ONE Romantic stonemore like an adventure featuring a pair of lovers who are unlikely to become lovers than Michael Douglas and Kathleen Turner, Aaron and Adam Nee’s Lost City follows a romance novelist (Sandra Bullock) as she gets sucked into a plot bit by bit like the ones she’s tired of inventing for her fans.
While it’s no longer surprising to see actor Channing Tatum’s sensitive and humorous sides, his hunky character’s puppy-like devotion to Bullock’s cowardly dog in distress Serves the photo pretty well, the action is lively (after an over-the-top kick) that would otherwise develop too generic. A commitment so much bigger than The ultimate romanceThe microbudget debut that the directors brought to SXSW in 2006, it was a purely commercial film that although felt only a little more topical than its 1984 inspiration.
An interesting return.
Five years after her husband’s death, Bullock’s Loretta mourns him primarily by refusing to complete her much-anticipated new novel. She hates writing this stuff, it’s a cheap exploitation of the serious history and archeology work she started her career with. But it’s the mainstay of a publishing house run by Beth Hatten (Da’Vine Joy Randolph), so Loretta finishes the book (promising herself this will be her last), grits her teeth, and begins tour to promote it.
You’d also hate doing a promotional tour, if fans were only really showing up to catch a glimpse of the model whose body flaunts all your book jackets. (Dressed in a golden wig and an easy-to-remove shirt, Tatum’s Dash takes to the stage with a boisterous performance not seen since Gob’s magic show on Development caught.) Loretta messes with the event and gets out as quickly as possible, after which she is quickly kidnapped.
It turns out billionaire archeology enthusiast Abigail Fairfax (Daniel Radcliffe), the head of a media empire, has been hunting for an ancient relic and believes Loretta is the only one who can help find it. (Based on research she’s done in more serious years, she’s revealed some factual knowledge about dead languages in her latest romance.)
Dash, behaving like the adventurer in Loretta’s novel, sets out to rescue her – even if it requires the help of a man with practical skills. Jack Trainer (Brad Pitt), a rude, man of few words, really To be the brave hero Loretta had imagined all these years, and the contrast between the two men brought plenty of laughs as they sneaked onto the Fairfax Island estate. They rescue Loretta, who is still wearing the stupid sequin jumpsuit that Beth forced her to wear on tour; but they soon break up, leaving the sincere but unskilled male model trying to make his way through the jungle with a woman he has quietly found himself in love with.

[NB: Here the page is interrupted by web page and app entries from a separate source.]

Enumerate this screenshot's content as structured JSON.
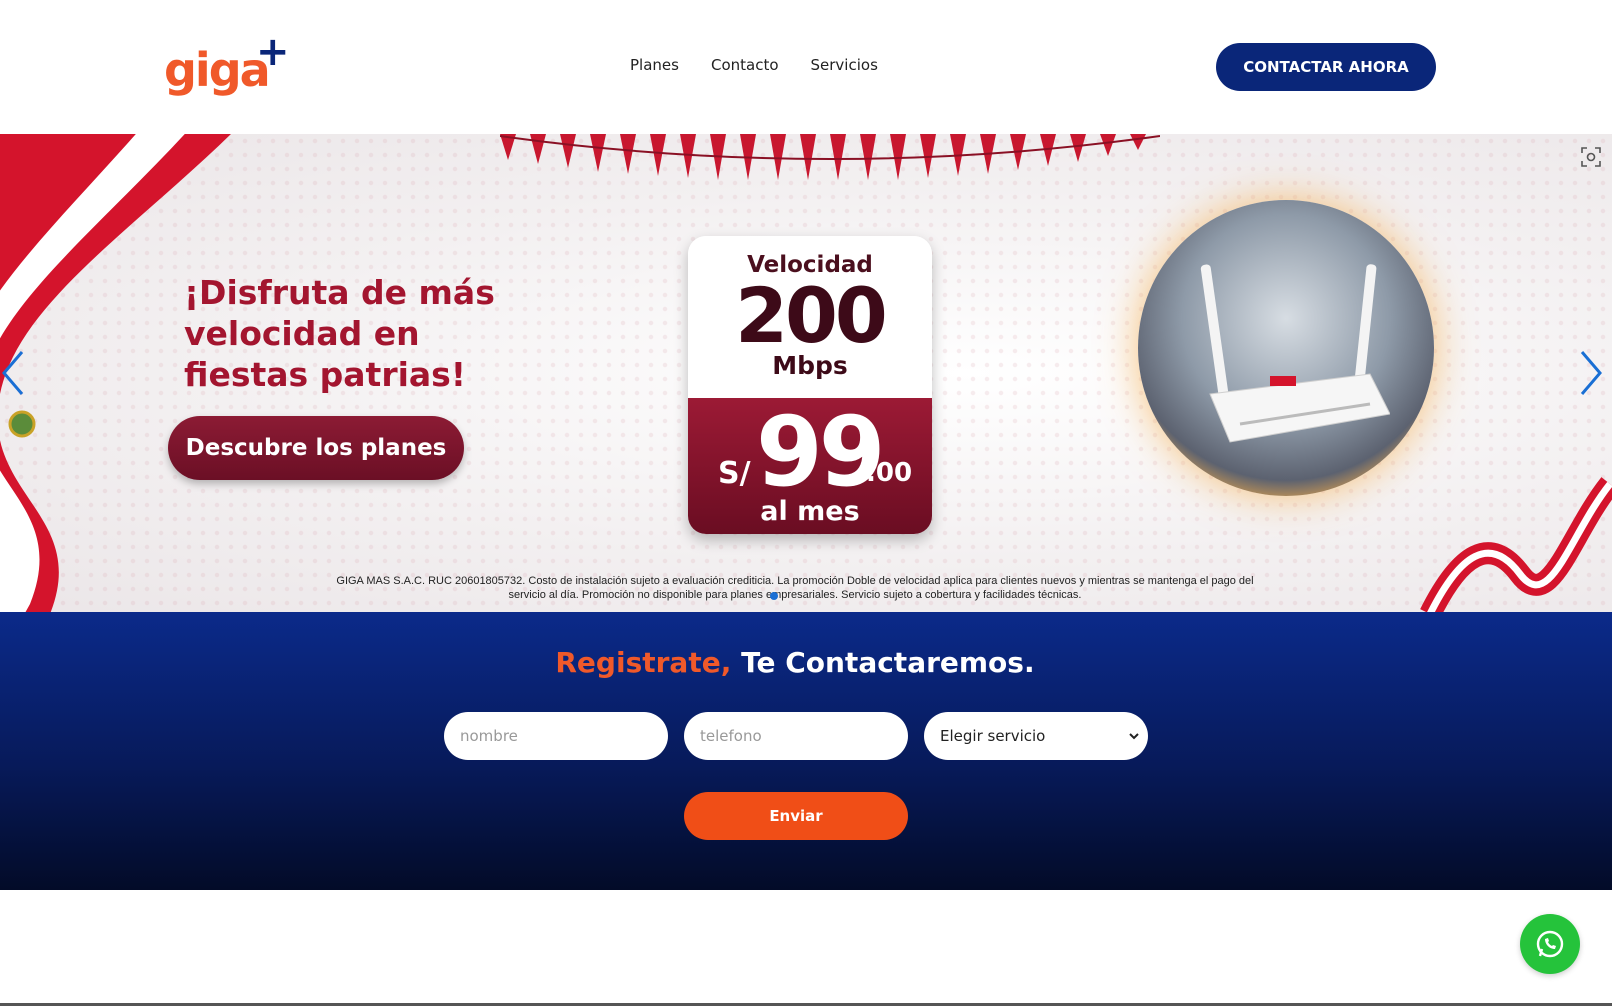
{
  "header": {
    "logo_text": "giga",
    "logo_plus": "+",
    "nav": [
      {
        "label": "Planes"
      },
      {
        "label": "Contacto"
      },
      {
        "label": "Servicios"
      }
    ],
    "cta_label": "CONTACTAR AHORA"
  },
  "hero": {
    "title": "¡Disfruta de más velocidad en fiestas patrias!",
    "button_label": "Descubre los planes",
    "card": {
      "label": "Velocidad",
      "speed": "200",
      "unit": "Mbps",
      "currency": "S/",
      "price": "99",
      "cents": ".00",
      "period": "al mes"
    },
    "disclaimer": "GIGA MAS S.A.C. RUC 20601805732.  Costo de instalación sujeto a evaluación crediticia. La promoción Doble de velocidad aplica para clientes nuevos y mientras se mantenga el pago del servicio al día. Promoción no disponible para planes empresariales. Servicio sujeto a cobertura y facilidades técnicas.",
    "icons": {
      "prev": "chevron-left-icon",
      "next": "chevron-right-icon",
      "zoom": "zoom-focus-icon"
    }
  },
  "register": {
    "title_accent": "Registrate,",
    "title_rest": " Te Contactaremos.",
    "name_placeholder": "nombre",
    "phone_placeholder": "telefono",
    "service_selected": "Elegir servicio",
    "submit_label": "Enviar"
  },
  "whatsapp": {
    "icon": "whatsapp-icon"
  },
  "colors": {
    "brand_orange": "#f0592a",
    "brand_navy": "#0a2679",
    "hero_red": "#a3152f",
    "send_orange": "#f04e17",
    "whatsapp_green": "#25c33b"
  }
}
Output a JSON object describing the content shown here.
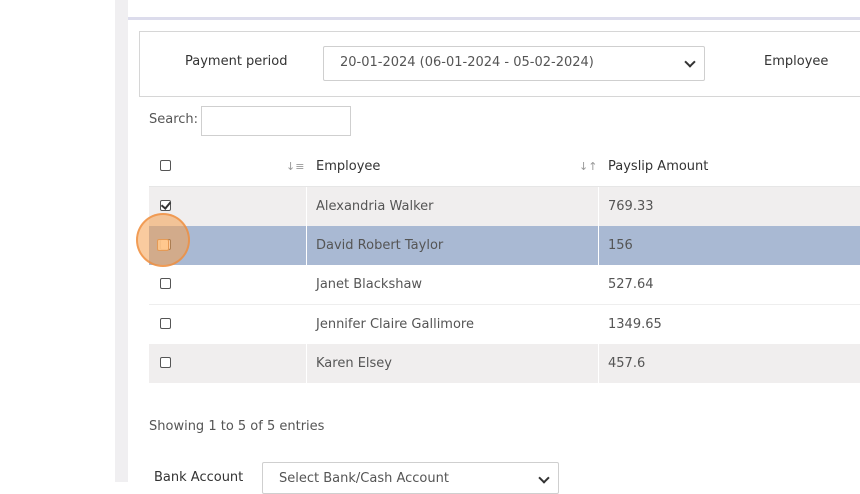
{
  "filter": {
    "period_label": "Payment period",
    "period_value": "20-01-2024 (06-01-2024 - 05-02-2024)",
    "employee_label": "Employee"
  },
  "search": {
    "label": "Search:",
    "value": ""
  },
  "table": {
    "headers": {
      "employee": "Employee",
      "amount": "Payslip Amount"
    },
    "rows": [
      {
        "employee": "Alexandria Walker",
        "amount": "769.33",
        "checked": true
      },
      {
        "employee": "David Robert Taylor",
        "amount": "156",
        "checked": false,
        "highlighted": true
      },
      {
        "employee": "Janet Blackshaw",
        "amount": "527.64",
        "checked": false
      },
      {
        "employee": "Jennifer Claire Gallimore",
        "amount": "1349.65",
        "checked": false
      },
      {
        "employee": "Karen Elsey",
        "amount": "457.6",
        "checked": false
      }
    ]
  },
  "info": "Showing 1 to 5 of 5 entries",
  "bank": {
    "label": "Bank Account",
    "placeholder": "Select Bank/Cash Account"
  },
  "colors": {
    "highlight_row": "#a9b9d3",
    "click_marker": "#f4a050"
  }
}
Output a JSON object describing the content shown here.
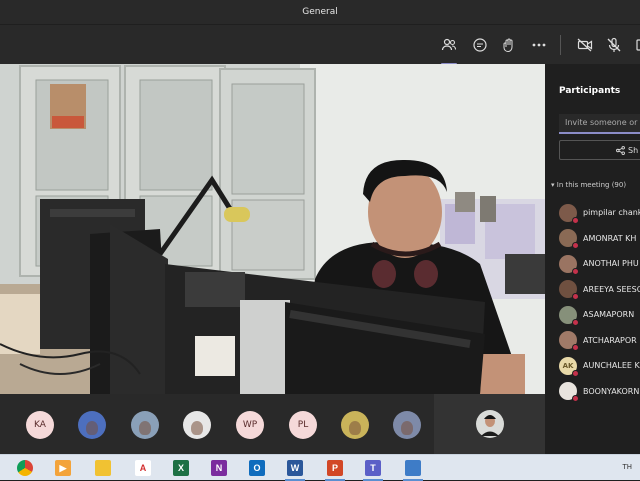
{
  "window": {
    "title": "General"
  },
  "toolbar": {
    "icons": [
      "participants-icon",
      "chat-icon",
      "reactions-icon",
      "more-icon",
      "camera-off-icon",
      "mic-off-icon"
    ],
    "accent": "#8b8cc7"
  },
  "participants_panel": {
    "title": "Participants",
    "invite_placeholder": "Invite someone or d",
    "share_label": "Sh",
    "in_meeting_label": "In this meeting (90)",
    "people": [
      {
        "name": "pimpilar chank",
        "initials": "",
        "kind": "photo"
      },
      {
        "name": "AMONRAT KH",
        "initials": "",
        "kind": "photo"
      },
      {
        "name": "ANOTHAI PHU",
        "initials": "",
        "kind": "photo"
      },
      {
        "name": "AREEYA SEESO",
        "initials": "",
        "kind": "photo"
      },
      {
        "name": "ASAMAPORN",
        "initials": "",
        "kind": "photo"
      },
      {
        "name": "ATCHARAPOR",
        "initials": "",
        "kind": "photo"
      },
      {
        "name": "AUNCHALEE K",
        "initials": "AK",
        "kind": "initials"
      },
      {
        "name": "BOONYAKORN",
        "initials": "",
        "kind": "photo"
      }
    ]
  },
  "video_strip": {
    "tiles": [
      {
        "initials": "KA",
        "kind": "initials"
      },
      {
        "initials": "",
        "kind": "photo"
      },
      {
        "initials": "",
        "kind": "photo"
      },
      {
        "initials": "",
        "kind": "photo"
      },
      {
        "initials": "WP",
        "kind": "initials"
      },
      {
        "initials": "PL",
        "kind": "initials"
      },
      {
        "initials": "",
        "kind": "photo"
      },
      {
        "initials": "",
        "kind": "photo"
      }
    ]
  },
  "taskbar": {
    "apps": [
      "chrome-icon",
      "media-player-icon",
      "file-explorer-icon",
      "acrobat-icon",
      "excel-icon",
      "onenote-icon",
      "outlook-icon",
      "word-icon",
      "powerpoint-icon",
      "teams-icon",
      "network-icon"
    ],
    "tray_text": "TH"
  }
}
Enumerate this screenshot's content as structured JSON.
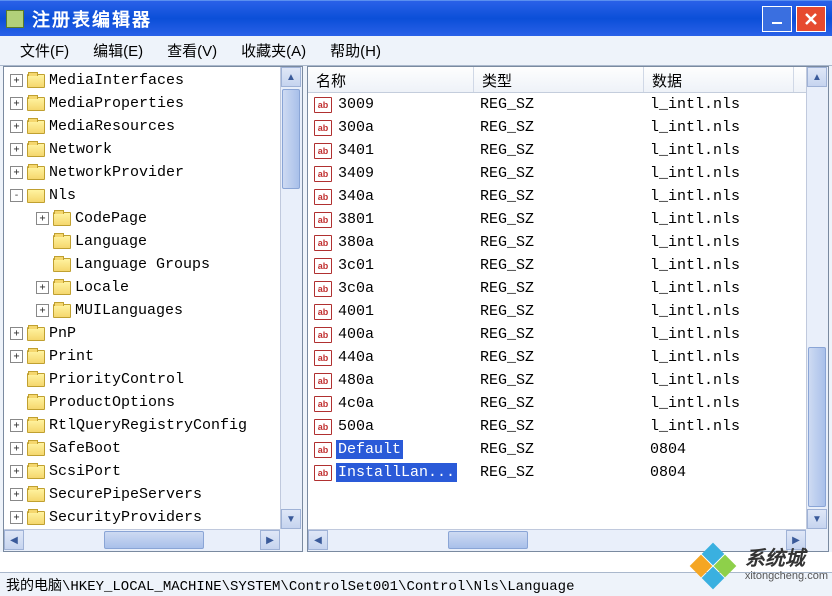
{
  "window": {
    "title": "注册表编辑器"
  },
  "menu": {
    "file": "文件(F)",
    "edit": "编辑(E)",
    "view": "查看(V)",
    "favorites": "收藏夹(A)",
    "help": "帮助(H)"
  },
  "tree": [
    {
      "depth": 0,
      "exp": "+",
      "label": "MediaInterfaces"
    },
    {
      "depth": 0,
      "exp": "+",
      "label": "MediaProperties"
    },
    {
      "depth": 0,
      "exp": "+",
      "label": "MediaResources"
    },
    {
      "depth": 0,
      "exp": "+",
      "label": "Network"
    },
    {
      "depth": 0,
      "exp": "+",
      "label": "NetworkProvider"
    },
    {
      "depth": 0,
      "exp": "-",
      "label": "Nls",
      "open": true
    },
    {
      "depth": 1,
      "exp": "+",
      "label": "CodePage"
    },
    {
      "depth": 1,
      "exp": "",
      "label": "Language"
    },
    {
      "depth": 1,
      "exp": "",
      "label": "Language Groups"
    },
    {
      "depth": 1,
      "exp": "+",
      "label": "Locale"
    },
    {
      "depth": 1,
      "exp": "+",
      "label": "MUILanguages"
    },
    {
      "depth": 0,
      "exp": "+",
      "label": "PnP"
    },
    {
      "depth": 0,
      "exp": "+",
      "label": "Print"
    },
    {
      "depth": 0,
      "exp": "",
      "label": "PriorityControl"
    },
    {
      "depth": 0,
      "exp": "",
      "label": "ProductOptions"
    },
    {
      "depth": 0,
      "exp": "+",
      "label": "RtlQueryRegistryConfig"
    },
    {
      "depth": 0,
      "exp": "+",
      "label": "SafeBoot"
    },
    {
      "depth": 0,
      "exp": "+",
      "label": "ScsiPort"
    },
    {
      "depth": 0,
      "exp": "+",
      "label": "SecurePipeServers"
    },
    {
      "depth": 0,
      "exp": "+",
      "label": "SecurityProviders"
    }
  ],
  "list": {
    "columns": {
      "name": "名称",
      "type": "类型",
      "data": "数据"
    },
    "col_widths": {
      "name": 166,
      "type": 170,
      "data": 150
    },
    "rows": [
      {
        "name": "3009",
        "type": "REG_SZ",
        "data": "l_intl.nls"
      },
      {
        "name": "300a",
        "type": "REG_SZ",
        "data": "l_intl.nls"
      },
      {
        "name": "3401",
        "type": "REG_SZ",
        "data": "l_intl.nls"
      },
      {
        "name": "3409",
        "type": "REG_SZ",
        "data": "l_intl.nls"
      },
      {
        "name": "340a",
        "type": "REG_SZ",
        "data": "l_intl.nls"
      },
      {
        "name": "3801",
        "type": "REG_SZ",
        "data": "l_intl.nls"
      },
      {
        "name": "380a",
        "type": "REG_SZ",
        "data": "l_intl.nls"
      },
      {
        "name": "3c01",
        "type": "REG_SZ",
        "data": "l_intl.nls"
      },
      {
        "name": "3c0a",
        "type": "REG_SZ",
        "data": "l_intl.nls"
      },
      {
        "name": "4001",
        "type": "REG_SZ",
        "data": "l_intl.nls"
      },
      {
        "name": "400a",
        "type": "REG_SZ",
        "data": "l_intl.nls"
      },
      {
        "name": "440a",
        "type": "REG_SZ",
        "data": "l_intl.nls"
      },
      {
        "name": "480a",
        "type": "REG_SZ",
        "data": "l_intl.nls"
      },
      {
        "name": "4c0a",
        "type": "REG_SZ",
        "data": "l_intl.nls"
      },
      {
        "name": "500a",
        "type": "REG_SZ",
        "data": "l_intl.nls"
      },
      {
        "name": "Default",
        "type": "REG_SZ",
        "data": "0804",
        "selected": true
      },
      {
        "name": "InstallLan...",
        "type": "REG_SZ",
        "data": "0804",
        "selected": true
      }
    ]
  },
  "statusbar": {
    "path": "我的电脑\\HKEY_LOCAL_MACHINE\\SYSTEM\\ControlSet001\\Control\\Nls\\Language"
  },
  "watermark": {
    "main": "系统城",
    "sub": "xitongcheng.com"
  }
}
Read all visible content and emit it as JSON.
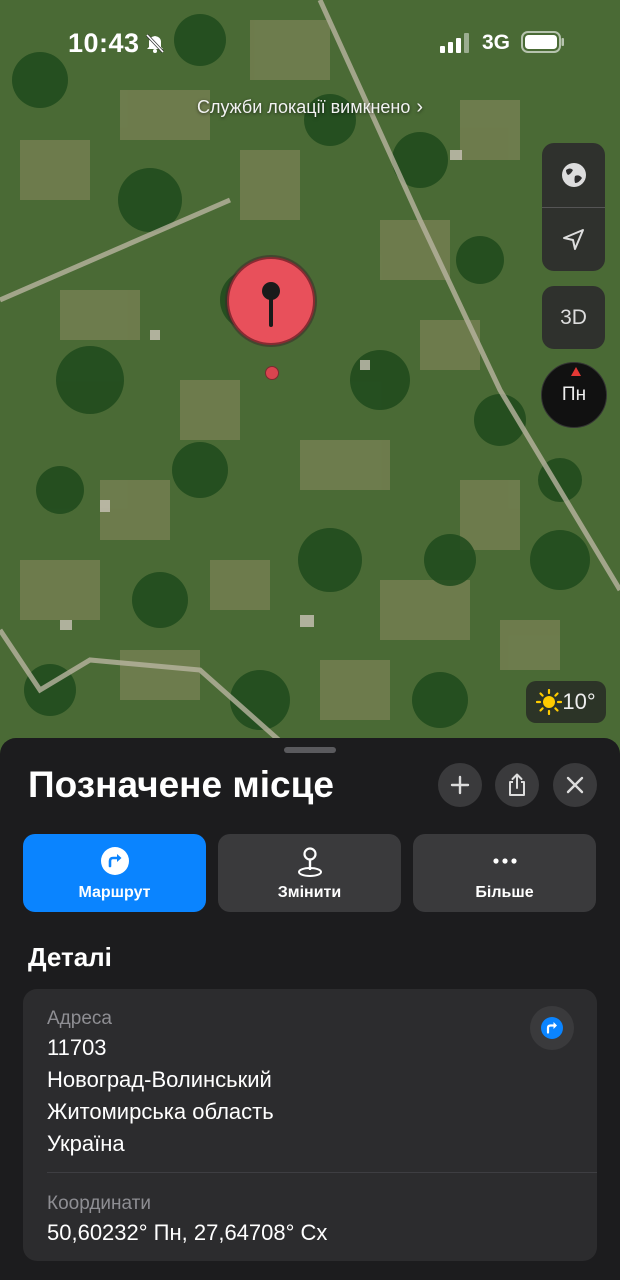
{
  "status_bar": {
    "time": "10:43",
    "network": "3G"
  },
  "map": {
    "location_banner": "Служби локації вимкнено",
    "controls": {
      "globe_icon": "globe-icon",
      "locate_icon": "location-arrow-icon",
      "view_3d_label": "3D"
    },
    "compass_label": "Пн",
    "weather": {
      "icon": "sun-icon",
      "temperature": "10°"
    },
    "pin_icon": "map-pin-icon"
  },
  "sheet": {
    "title": "Позначене місце",
    "header_buttons": [
      "plus-icon",
      "share-icon",
      "close-icon"
    ],
    "actions": [
      {
        "label": "Маршрут",
        "icon": "directions-icon"
      },
      {
        "label": "Змінити",
        "icon": "pin-edit-icon"
      },
      {
        "label": "Більше",
        "icon": "ellipsis-icon"
      }
    ],
    "details_heading": "Деталі",
    "address": {
      "caption": "Адреса",
      "lines": [
        "11703",
        "Новоград-Волинський",
        "Житомирська область",
        "Україна"
      ]
    },
    "coordinates": {
      "caption": "Координати",
      "value": "50,60232° Пн, 27,64708° Сх"
    }
  },
  "colors": {
    "accent": "#0a84ff",
    "pin": "#e8505b",
    "sheet_bg": "#1c1c1e",
    "card_bg": "#2c2c2e"
  }
}
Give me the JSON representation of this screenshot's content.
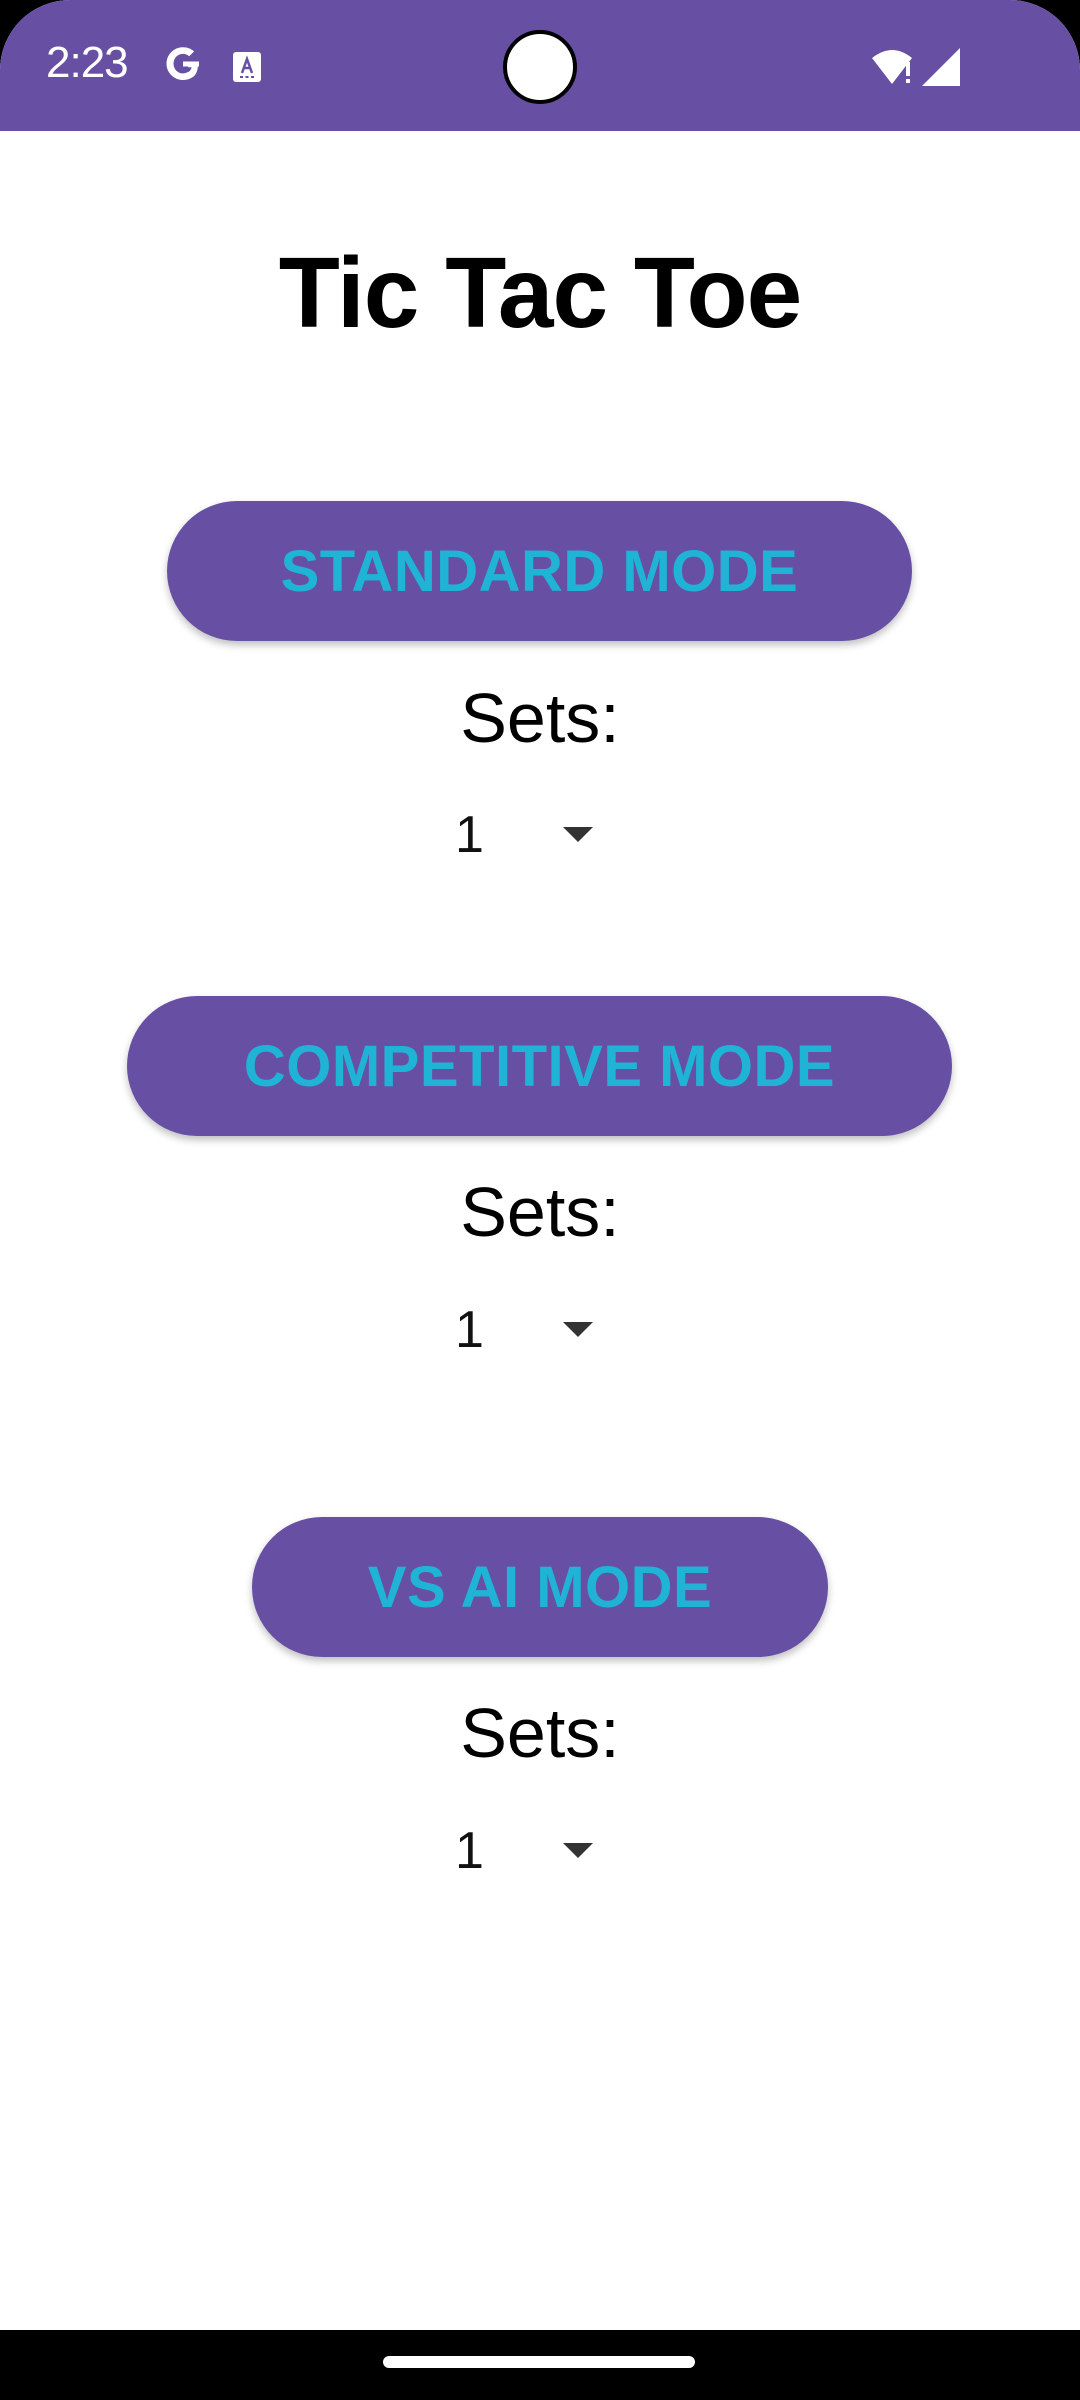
{
  "status_bar": {
    "time": "2:23",
    "icons": [
      "google-icon",
      "translate-icon",
      "camera-cutout",
      "wifi-icon",
      "signal-icon"
    ],
    "color": "#6750A4"
  },
  "title": "Tic Tac Toe",
  "modes": [
    {
      "label": "STANDARD MODE",
      "sets_label": "Sets:",
      "sets_value": "1"
    },
    {
      "label": "COMPETITIVE MODE",
      "sets_label": "Sets:",
      "sets_value": "1"
    },
    {
      "label": "VS AI MODE",
      "sets_label": "Sets:",
      "sets_value": "1"
    }
  ],
  "colors": {
    "primary": "#6750A4",
    "button_text": "#1FB4D6",
    "background": "#FFFFFF"
  }
}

That infatuation is only going to be one-way, though Loretta has plenty of opportunities to realize the tenderness under all those croissants. Bullock isn’t the most misguided here, but she does make Loretta paranoid and self-absorbed like any of her previous characters, accepting Dash’s help as if she were helping him. ta. Meanwhile, he brings her jungle-appropriate footwear and the kind of snacks he knows she likes. And finally hatched some pretty clever plans to evade Fairfax’s henchmen.
This is, of course, pretty close to a classic romantic-fluff equation. While dialogue is rarely unlike the first films did, Nees and their two co-writers find some pleasant little action sequences to demonstrate the heroes’ growing reliance on each other is destined to develop into love. Sure, it’s lame that Loretta only really took a liking to Dash after she saw the lower half of a regular body nude from the waist up; but Dash is a man big enough to get over being looked down upon.
Nees boost their luck as they look back on the past Rock drawing on the adventures of Indiana Jones; Here, action is best when it’s funny and character-oriented, not reminding us of works of the genre. But if you don’t follow the example of Raiders of the Lost Ark is a crime, much of Hollywood will go to jail.
Even with one or two unnecessary subplots, the movie feels reasonable given its nearly two-hour run – rushed, even, when it comes to the fullness of a relationship that eventually begins to resemble with the relationship that made Loretta’s books so successful. That’s not to say we need another movie that explores this odd love affair: The Nees would be wise to continue. Rock edit before creating a photo that looks like a sequel to that movie, 1985 Pearl of the Nile.